I'm being metaphorical, as well as kind.
The county says help is on the way in the form of an aquatic contraption called a "Truxor," which may start to chop and chomp the Newton's weedy waters today. All hail, Truxor!
But given the results of the county's earlier attempts to improve the lake, which seem at best ambiguous and at worst, fruitless, perhaps we can be forgiven our skepticism.
Consider the aerators, those bubbly floating fountains that look so nice and sound so soothing but do so little to prevent the lake from becoming a bog. You might also recall the dredging project of a decade ago, which among other accomplishments created a silt-collection basin that either doesn't work, is chronically overloaded, or both.
Environmentalists, bless them, have successfully pushed for maintaining Newton Lake in as "natural" a state as possible. This would be fine if not for the fact that the lake isn't a lake at all -- it's a dammed, dredged, re-channelled stretch of Newton Creek.

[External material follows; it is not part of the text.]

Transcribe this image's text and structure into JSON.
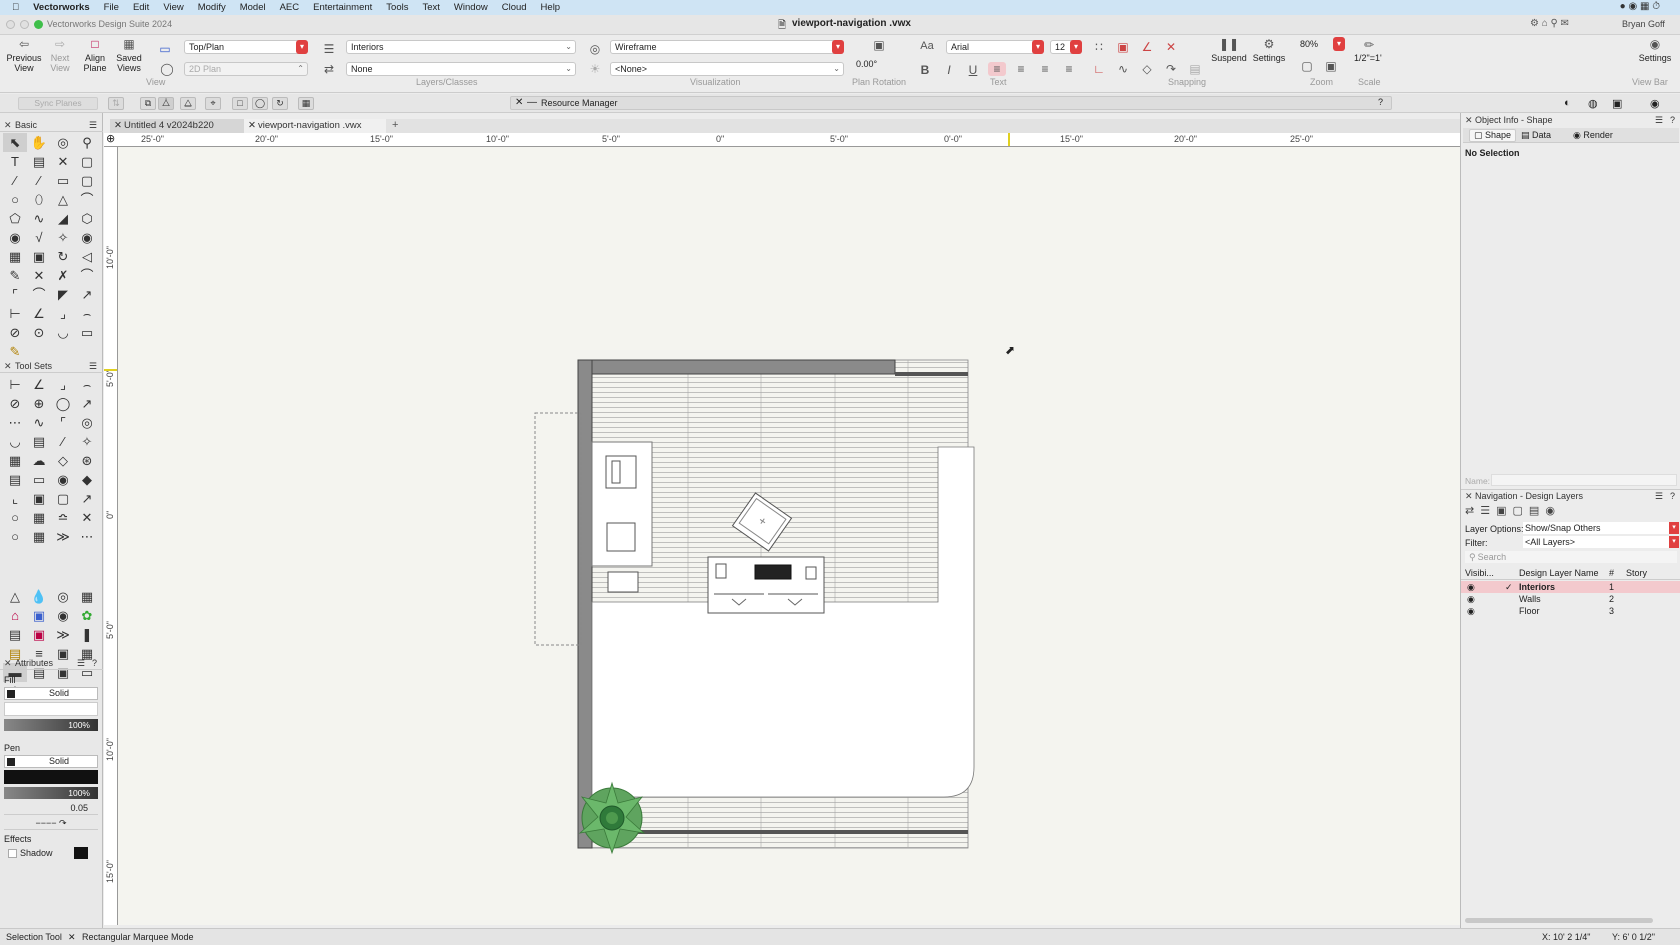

The county built the park and the lake in the 1930s; ever since, the lake has never stopped trying to turn itself back into a swamp. And what with all those steroids in the form of man-and-goose-made fertilizer, Mother Nature is well ahead.
Even the mighty Truxor may prove no match for her.